Just days after the spate of deadly suicide bombings targeting three churches and a police station in Surabaya, Indonesia, Vice President Mike Pence met with the leader of the world's largest Islamic organization to stand in solidarity for religious freedom and peaceful coexistence.
At the White House on Thursday afternoon, Pence met with Kyai Haji Yahya Cholil Staquf, leader of the Nahdlatul Ulama (NU) Supreme Council, an Indonesian-based Sunni Islamic education organization that funds schools and hospitals throughout the country and also promotes religious tolerance in the world's largest Muslim country.
"It is quite an amazing thing to see the vice president of the United States and the leader of the largest Muslim organization in the world who is very intent on the promotion of religious liberty and the combating of extremism," Johnnie Moore, an evangelical communications executive and international religious freedom advocate involved in Thursday's meeting, told The Christian Post.
"The timing couldn't be more appropriate given the events of this past weekend.

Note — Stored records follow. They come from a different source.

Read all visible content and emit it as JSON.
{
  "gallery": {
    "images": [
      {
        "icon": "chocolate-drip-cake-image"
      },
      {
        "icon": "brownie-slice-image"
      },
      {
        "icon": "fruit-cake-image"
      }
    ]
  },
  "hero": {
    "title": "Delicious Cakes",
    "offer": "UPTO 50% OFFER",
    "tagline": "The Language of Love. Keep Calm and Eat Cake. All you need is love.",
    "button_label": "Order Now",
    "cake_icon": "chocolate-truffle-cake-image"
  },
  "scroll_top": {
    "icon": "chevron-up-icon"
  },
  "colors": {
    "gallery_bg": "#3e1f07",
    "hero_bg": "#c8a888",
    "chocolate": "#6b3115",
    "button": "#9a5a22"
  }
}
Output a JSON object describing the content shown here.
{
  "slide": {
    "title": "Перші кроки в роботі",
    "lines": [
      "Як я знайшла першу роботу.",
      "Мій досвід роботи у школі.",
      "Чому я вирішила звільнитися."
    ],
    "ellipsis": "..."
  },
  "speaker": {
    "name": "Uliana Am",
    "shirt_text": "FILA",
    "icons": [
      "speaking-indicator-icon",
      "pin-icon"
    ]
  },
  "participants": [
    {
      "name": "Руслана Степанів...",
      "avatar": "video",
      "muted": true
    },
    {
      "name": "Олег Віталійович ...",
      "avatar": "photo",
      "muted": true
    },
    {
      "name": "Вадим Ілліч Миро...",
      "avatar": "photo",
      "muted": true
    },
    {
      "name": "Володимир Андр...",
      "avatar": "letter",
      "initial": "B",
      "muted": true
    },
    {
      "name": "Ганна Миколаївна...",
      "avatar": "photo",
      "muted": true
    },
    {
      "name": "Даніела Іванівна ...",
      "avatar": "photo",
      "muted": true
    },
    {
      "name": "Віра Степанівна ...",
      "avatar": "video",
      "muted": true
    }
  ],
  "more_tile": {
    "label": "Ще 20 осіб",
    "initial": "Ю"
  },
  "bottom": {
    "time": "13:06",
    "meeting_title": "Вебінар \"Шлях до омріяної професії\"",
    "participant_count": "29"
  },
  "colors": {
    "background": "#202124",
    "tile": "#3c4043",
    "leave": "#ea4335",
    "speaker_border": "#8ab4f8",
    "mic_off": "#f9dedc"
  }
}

Obviously, there is spiritual significance with this Muslim leader in the Muslim world with it being Ramadan."
The meeting lasted about 20 minutes and included Moore, the vice president, Yahya, and one of Pence's senior advisers. A pre-meeting included other staffers.

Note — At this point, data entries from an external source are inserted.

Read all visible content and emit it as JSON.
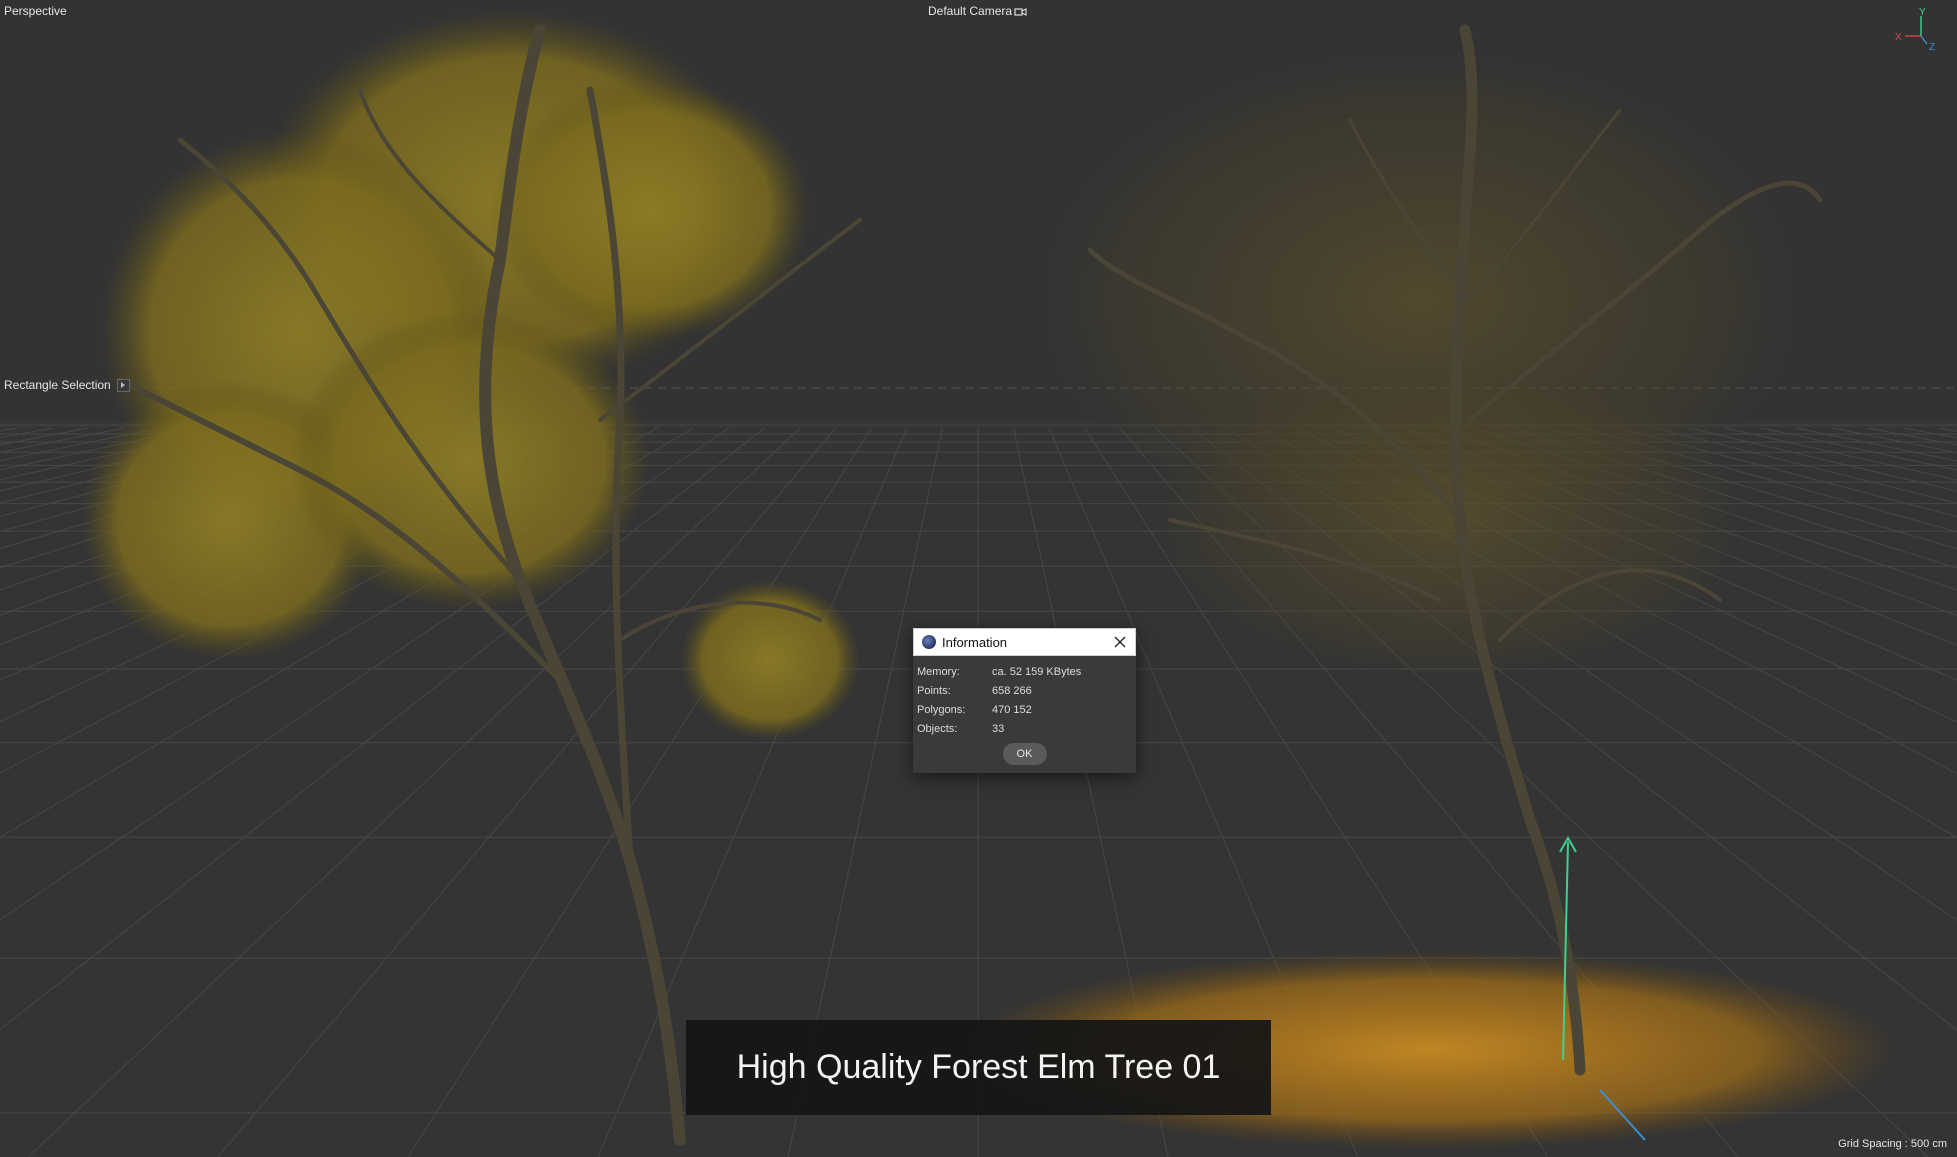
{
  "viewport": {
    "title": "Perspective",
    "camera": "Default Camera",
    "tool": "Rectangle Selection",
    "grid_spacing": "Grid Spacing : 500 cm"
  },
  "axis_gizmo": {
    "y": "Y",
    "x": "X",
    "z": "Z",
    "colors": {
      "x": "#d24b4b",
      "y": "#3fcf8e",
      "z": "#3a8fd0"
    }
  },
  "dialog": {
    "title": "Information",
    "rows": [
      {
        "key": "Memory:",
        "value": "ca. 52 159 KBytes"
      },
      {
        "key": "Points:",
        "value": "658 266"
      },
      {
        "key": "Polygons:",
        "value": "470 152"
      },
      {
        "key": "Objects:",
        "value": "33"
      }
    ],
    "ok_label": "OK"
  },
  "caption": "High Quality Forest Elm Tree 01",
  "colors": {
    "background": "#333333",
    "grid": "#4a4a4a",
    "foliage": "#8a7a24",
    "leaves_ground": "#b07a1e",
    "bark": "#4b4636"
  }
}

Moore said that Pence even greeted Yahya with a traditional Ramadan kareem greeting.
Moore, a de-facto spokesperson for the group of conservative evangelical leaders who informally advise the Trump administration, said that the meeting came as Yahya is in the U.S. on a pre-planned trip for a number of meetings across the country. The meeting with Pence was not originally on the itinerary.
"The vice president found out he was in town and asked to see him," Moore said, adding that Pence knows Yahya from a multi-faith event they both attended in Indonesia last year. "I have been in lots of these meetings. You can tell when a meeting is warm and a meeting is cordial. This was a very warm conversation. It was a special time. And it was substantive, I would say."
Earlier in the week, three families of suicide bombers killed about 13 people and injured over 50 in attacks on Saint Mary Catholic Church, Indonesia Christian Church, Surabaya Central Pentecost Church, and the Surabaya Police Headquarters; and there was also an accidental explosion at an apartment complex in Sidoarjo. The attacks were claimed by the Islamic State organization (also known as IS, ISIS, or ISIL).
During the meeting, Pence offered his condolences to Yahya for the tragedies in his home nation, Moore explained.
While Christians were clearly targeted in the attacks, Moore noted that the Muslim majority was also targeted.
Pence and Yahya were said to have left the meeting in "total agreement" about the need to protect religious minorities and to fight religious extremism.
"The vice president was very clear in conveying to Yahya that the support for religious freedom begins at the Oval Office, that this is a priority to this president (Donald Trump)," Moore explained. "And that the United States is a friend to this organization and its efforts to combat extremism."
Yahya's NU has over 90 million members and was established in 1926. The organization is rooted in principles of justice, diversity and tolerance.
"It is not an organization led by lay Muslims," explained Moore, author of The Martyr's Oath: Living for the Jesus They're Willing to Die For. "It is an organization that has been a historic leader in that part of the world for generations in promoting tolerant Islam that is totally cohesive with values of religious liberty and peaceful coexistence and loving one's neighbors."
Following the meeting, Pence tweeted a photo with Yahya and praised him for his organization's efforts.
"Their efforts opposing radical Islam are critical in Indonesia — where we saw despicable attacks on Christians," Pence tweeted. "@POTUS Trump's admin stands with NU in its fight for religious freedom & against jihad."
According to Open Doors USA's 2018 World Watch List, Indonesia ranks as the 38th worst country in the world when it comes to Christian persecution.
Earlier this month, an Indonesian pastor was sentenced to four years in prison after he was accused of blasphemy for evangelizing to a Muslim cab driver.
Additionally, radical Muslim outrage to a doctored video led to the prosecution and conviction last year of Jakarta's former Christian governor on charges of blasphemy in a case that gained the world's attention.
"As the largest Islamic country in the world, like all other countries, it has had its bouts with extremism," Moore said. "It has a track record of being able to find a way where moderation wins over extremism."